Visual Storytelling: Shaping

visual storytelling shaping

 

According to the book The Power of Visual Storytelling: How to Use Visuals, Videos, and Social Media to Market Your Brand by Ekaterina Walter and Jessica Gioglio, companies need to do visual storytelling shaping.  Each piece of content needs to have a clear theme and point of view as well as a take away message for the reader.

 

Content needs to be aligned with who you are as a company: voice, personality, and values. Once woven together, these themes shape your story.  It is important to list your goals and determine how visual content can help achieve them.  Ask yourself, if your company were a person, what would it look like in real life?

Embrace social media’s more personable, human side.  Look for the most commonly discussed conversation themes from your online consumers.  Shape your story and identify major themes to craft your visual content mix.  Look at your goals, company voice, and customer feedback by social media platform.

Determine Your Visual Content Mix:
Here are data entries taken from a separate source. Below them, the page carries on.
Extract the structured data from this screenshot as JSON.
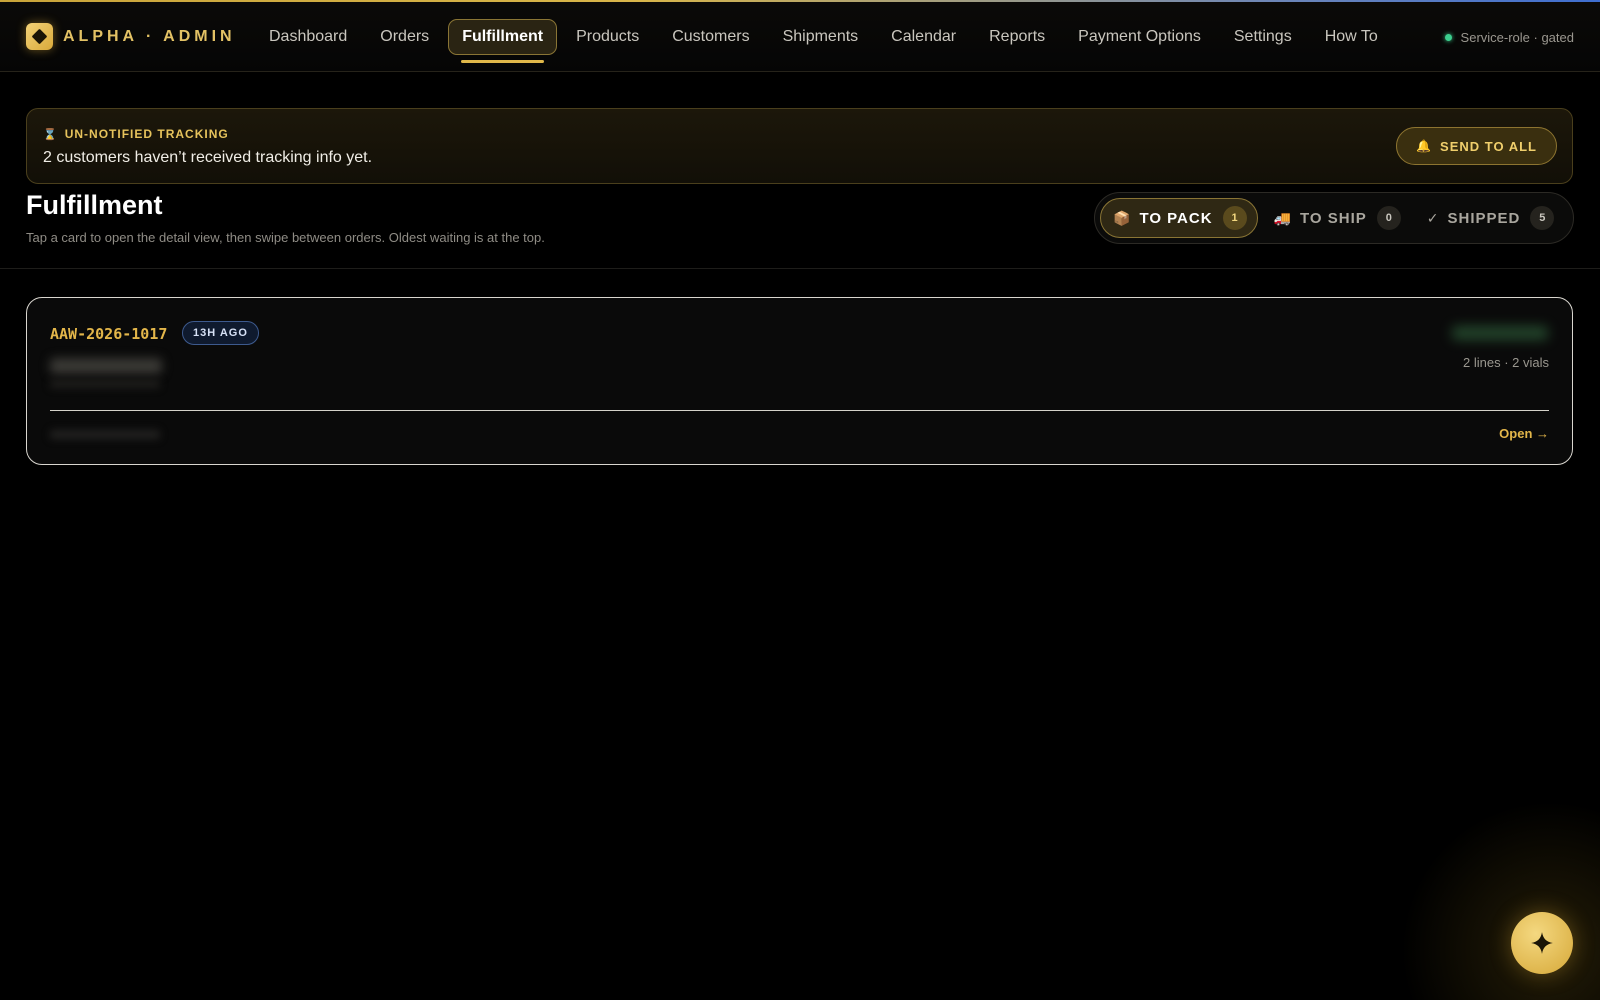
{
  "brand": {
    "name": "ALPHA · ADMIN"
  },
  "nav": {
    "items": [
      {
        "label": "Dashboard"
      },
      {
        "label": "Orders"
      },
      {
        "label": "Fulfillment",
        "active": true
      },
      {
        "label": "Products"
      },
      {
        "label": "Customers"
      },
      {
        "label": "Shipments"
      },
      {
        "label": "Calendar"
      },
      {
        "label": "Reports"
      },
      {
        "label": "Payment Options"
      },
      {
        "label": "Settings"
      },
      {
        "label": "How To"
      }
    ],
    "status": "Service-role · gated"
  },
  "banner": {
    "icon": "hourglass-icon",
    "kicker": "UN-NOTIFIED TRACKING",
    "message": "2 customers haven’t received tracking info yet.",
    "action": "SEND TO ALL",
    "action_icon": "bell-icon"
  },
  "page": {
    "title": "Fulfillment",
    "subtitle": "Tap a card to open the detail view, then swipe between orders. Oldest waiting is at the top."
  },
  "tabs": [
    {
      "label": "TO PACK",
      "count": "1",
      "icon": "package-icon",
      "active": true
    },
    {
      "label": "TO SHIP",
      "count": "0",
      "icon": "truck-icon"
    },
    {
      "label": "SHIPPED",
      "count": "5",
      "icon": "check-icon"
    }
  ],
  "order": {
    "id": "AAW-2026-1017",
    "age": "13H AGO",
    "summary": "2 lines · 2 vials",
    "open_label": "Open →"
  },
  "colors": {
    "accent": "#e3b64a",
    "background": "#000000",
    "status_ok": "#3ccf8e"
  },
  "fab": {
    "icon": "sparkle-icon"
  }
}
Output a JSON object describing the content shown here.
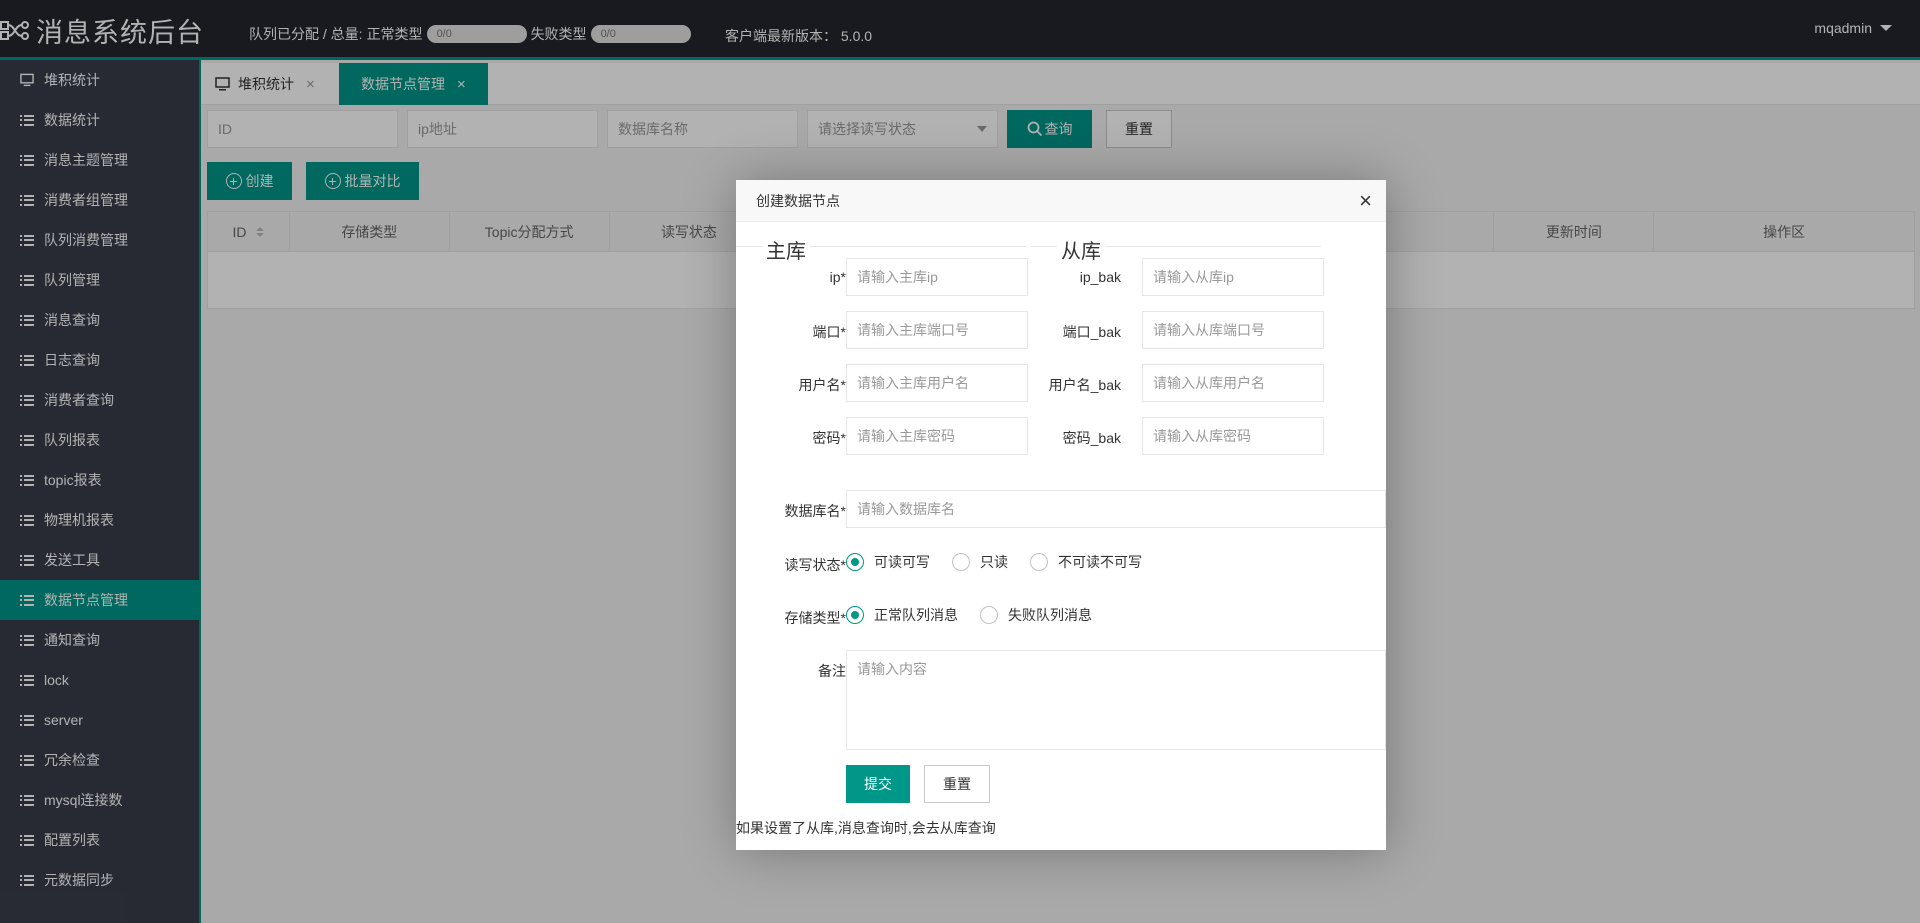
{
  "header": {
    "logo_text": "消息系统后台",
    "queue_assigned_label": "队列已分配 / 总量:",
    "normal_type_label": "正常类型",
    "normal_type_progress": "0/0",
    "failed_type_label": "失败类型",
    "failed_type_progress": "0/0",
    "client_version_label": "客户端最新版本：",
    "client_version": "5.0.0",
    "user": "mqadmin"
  },
  "sidebar": {
    "items": [
      {
        "label": "堆积统计",
        "icon": "monitor-icon"
      },
      {
        "label": "数据统计",
        "icon": "list-icon"
      },
      {
        "label": "消息主题管理",
        "icon": "list-icon"
      },
      {
        "label": "消费者组管理",
        "icon": "list-icon"
      },
      {
        "label": "队列消费管理",
        "icon": "list-icon"
      },
      {
        "label": "队列管理",
        "icon": "list-icon"
      },
      {
        "label": "消息查询",
        "icon": "list-icon"
      },
      {
        "label": "日志查询",
        "icon": "list-icon"
      },
      {
        "label": "消费者查询",
        "icon": "list-icon"
      },
      {
        "label": "队列报表",
        "icon": "list-icon"
      },
      {
        "label": "topic报表",
        "icon": "list-icon"
      },
      {
        "label": "物理机报表",
        "icon": "list-icon"
      },
      {
        "label": "发送工具",
        "icon": "list-icon"
      },
      {
        "label": "数据节点管理",
        "icon": "list-icon",
        "active": true
      },
      {
        "label": "通知查询",
        "icon": "list-icon"
      },
      {
        "label": "lock",
        "icon": "list-icon"
      },
      {
        "label": "server",
        "icon": "list-icon"
      },
      {
        "label": "冗余检查",
        "icon": "list-icon"
      },
      {
        "label": "mysql连接数",
        "icon": "list-icon"
      },
      {
        "label": "配置列表",
        "icon": "list-icon"
      },
      {
        "label": "元数据同步",
        "icon": "list-icon"
      }
    ],
    "active_color": "#009688"
  },
  "tabs": [
    {
      "label": "堆积统计",
      "close": "×"
    },
    {
      "label": "数据节点管理",
      "close": "×"
    }
  ],
  "search": {
    "id_placeholder": "ID",
    "ip_placeholder": "ip地址",
    "dbname_placeholder": "数据库名称",
    "rw_select_placeholder": "请选择读写状态",
    "query_label": "查询",
    "reset_label": "重置"
  },
  "actions": {
    "create_label": "创建",
    "batch_compare_label": "批量对比"
  },
  "table": {
    "columns": [
      "ID",
      "存储类型",
      "Topic分配方式",
      "读写状态",
      "更新时间",
      "操作区"
    ]
  },
  "modal": {
    "title": "创建数据节点",
    "close": "×",
    "master_legend": "主库",
    "slave_legend": "从库",
    "master": {
      "ip_label": "ip*",
      "ip_placeholder": "请输入主库ip",
      "port_label": "端口*",
      "port_placeholder": "请输入主库端口号",
      "user_label": "用户名*",
      "user_placeholder": "请输入主库用户名",
      "pwd_label": "密码*",
      "pwd_placeholder": "请输入主库密码"
    },
    "slave": {
      "ip_label": "ip_bak",
      "ip_placeholder": "请输入从库ip",
      "port_label": "端口_bak",
      "port_placeholder": "请输入从库端口号",
      "user_label": "用户名_bak",
      "user_placeholder": "请输入从库用户名",
      "pwd_label": "密码_bak",
      "pwd_placeholder": "请输入从库密码"
    },
    "dbname_label": "数据库名*",
    "dbname_placeholder": "请输入数据库名",
    "rw_label": "读写状态*",
    "rw_options": [
      "可读可写",
      "只读",
      "不可读不可写"
    ],
    "rw_selected": "可读可写",
    "storage_label": "存储类型*",
    "storage_options": [
      "正常队列消息",
      "失败队列消息"
    ],
    "storage_selected": "正常队列消息",
    "remark_label": "备注",
    "remark_placeholder": "请输入内容",
    "submit_label": "提交",
    "reset_label": "重置",
    "note": "如果设置了从库,消息查询时,会去从库查询"
  }
}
  • The magic is in the mix to keep storytelling fresh
  • It allows you to deliver more personalized content to target audiences across different platforms
  • Evaluate your desired frequency per platform for posts, tweets, pins, etc.
  • Have a formula and clear plan of what steps you will take
  • Frequency varies by company and by social media channel
  • Quality content always trumps quantity and volume
  • Content must be interesting, important, and relevant to your audience
  • The usual shelf life of a tweet is considered an hour at most
  • The shelf life of a Facebook post is around 24 hours
  • Prioritize by social media platform the most important content themes that go into crafting your visual story
  • The mix needs to balance what is important from an ongoing visual storytelling perspective with goals, current events, questions, and general conversation from your customers
  • Content goals will likely change each month depending upon how much news your company has or tweets your making in response to fan engagement
  • Content should aim to be mostly upbeat, fun, motivating, and engaging
  • Outlining content themes makes it easy to identify what messages will be best conveyed as photos, videos, infographics, presentations, etc.

Authors Walter and Gioglio remind us to be listening and responding to what is being said about our company as well as learning the most commonly asked questions.  When we know that, companies can better respond to their own target audience.  This means setting goals and developing a strategy.  Our content will adjust in response to real time as we get live social media feedback.

Affiliate Disclaimer: The link to the book is an affiliate link. If you click and make a purchase I will earn a commission from Amazon.  I only recommend what I know and love.

Image by Marcus Berg of Unique Angles Photography

Leave a Reply

Your email address will not be published.